▶ **Your assignment**
Where the string "time" occurs in a line of the data below, that line should be copied.

━━━ Data shown

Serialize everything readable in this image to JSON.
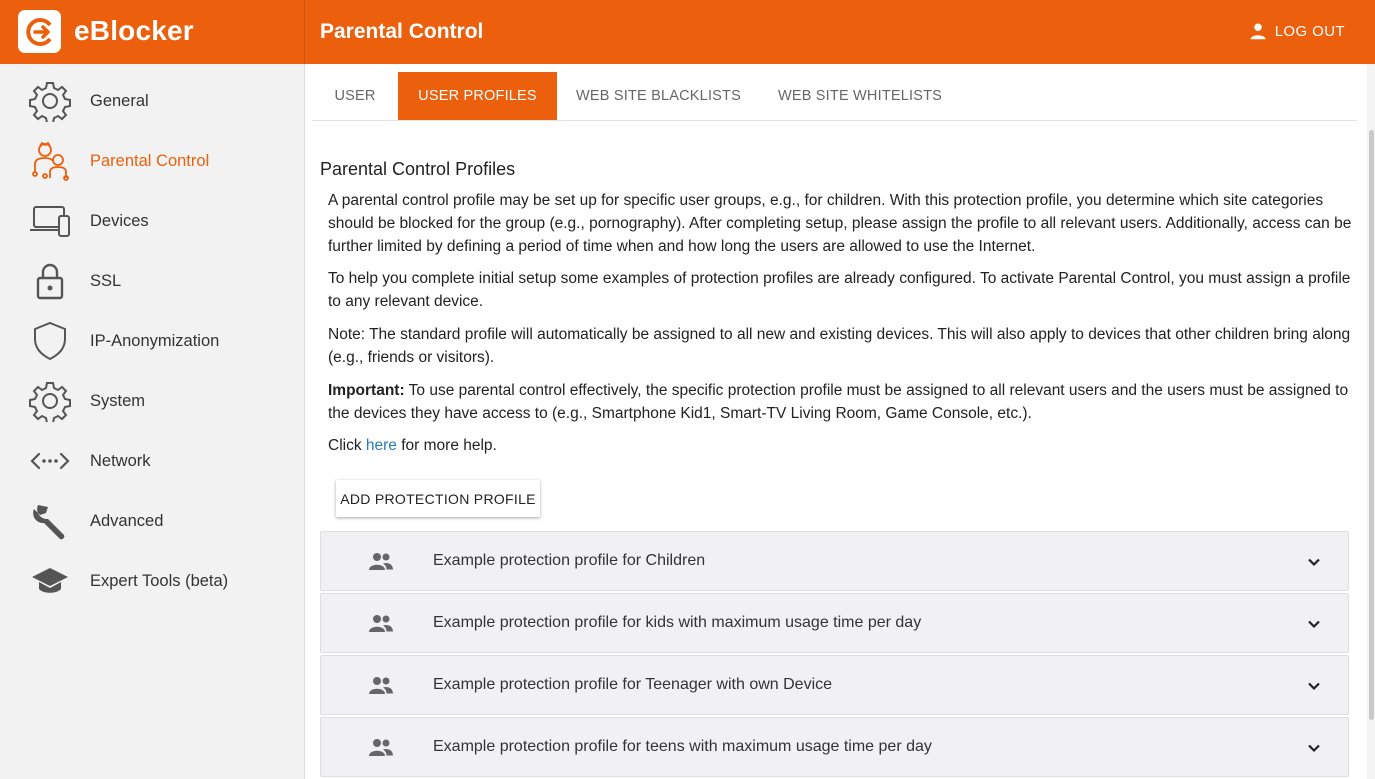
{
  "app": {
    "brand_name": "eBlocker",
    "page_title": "Parental Control",
    "logout_label": "LOG OUT",
    "accent_color": "#ec5f0c"
  },
  "sidebar": {
    "items": [
      {
        "label": "General",
        "icon": "gear-icon",
        "active": false
      },
      {
        "label": "Parental Control",
        "icon": "family-icon",
        "active": true
      },
      {
        "label": "Devices",
        "icon": "devices-icon",
        "active": false
      },
      {
        "label": "SSL",
        "icon": "lock-icon",
        "active": false
      },
      {
        "label": "IP-Anonymization",
        "icon": "shield-icon",
        "active": false
      },
      {
        "label": "System",
        "icon": "gear-icon",
        "active": false
      },
      {
        "label": "Network",
        "icon": "network-icon",
        "active": false
      },
      {
        "label": "Advanced",
        "icon": "wrench-icon",
        "active": false
      },
      {
        "label": "Expert Tools (beta)",
        "icon": "graduation-cap-icon",
        "active": false
      }
    ]
  },
  "tabs": [
    {
      "label": "USER",
      "active": false
    },
    {
      "label": "USER PROFILES",
      "active": true
    },
    {
      "label": "WEB SITE BLACKLISTS",
      "active": false
    },
    {
      "label": "WEB SITE WHITELISTS",
      "active": false
    }
  ],
  "content": {
    "section_title": "Parental Control Profiles",
    "para1": "A parental control profile may be set up for specific user groups, e.g., for children. With this protection profile, you determine which site categories should be blocked for the group (e.g., pornography). After completing setup, please assign the profile to all relevant users. Additionally, access can be further limited by defining a period of time when and how long the users are allowed to use the Internet.",
    "para2": "To help you complete initial setup some examples of protection profiles are already configured. To activate Parental Control, you must assign a profile to any relevant device.",
    "para3": "Note: The standard profile will automatically be assigned to all new and existing devices. This will also apply to devices that other children bring along (e.g., friends or visitors).",
    "important_label": "Important:",
    "important_text": " To use parental control effectively, the specific protection profile must be assigned to all relevant users and the users must be assigned to the devices they have access to (e.g., Smartphone Kid1, Smart-TV Living Room, Game Console, etc.).",
    "help_prefix": "Click ",
    "help_link": "here",
    "help_suffix": " for more help.",
    "add_button_label": "ADD PROTECTION PROFILE"
  },
  "profiles": [
    {
      "name": "Example protection profile for Children",
      "icon": "group-icon"
    },
    {
      "name": "Example protection profile for kids with maximum usage time per day",
      "icon": "group-icon"
    },
    {
      "name": "Example protection profile for Teenager with own Device",
      "icon": "group-icon"
    },
    {
      "name": "Example protection profile for teens with maximum usage time per day",
      "icon": "group-icon"
    }
  ]
}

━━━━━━

▶ **Answer below**
    "para1": "A parental control profile may be set up for specific user groups, e.g., for children. With this protection profile, you determine which site categories should be blocked for the group (e.g., pornography). After completing setup, please assign the profile to all relevant users. Additionally, access can be further limited by defining a period of time when and how long the users are allowed to use the Internet.",
      "name": "Example protection profile for kids with maximum usage time per day",
      "name": "Example protection profile for teens with maximum usage time per day",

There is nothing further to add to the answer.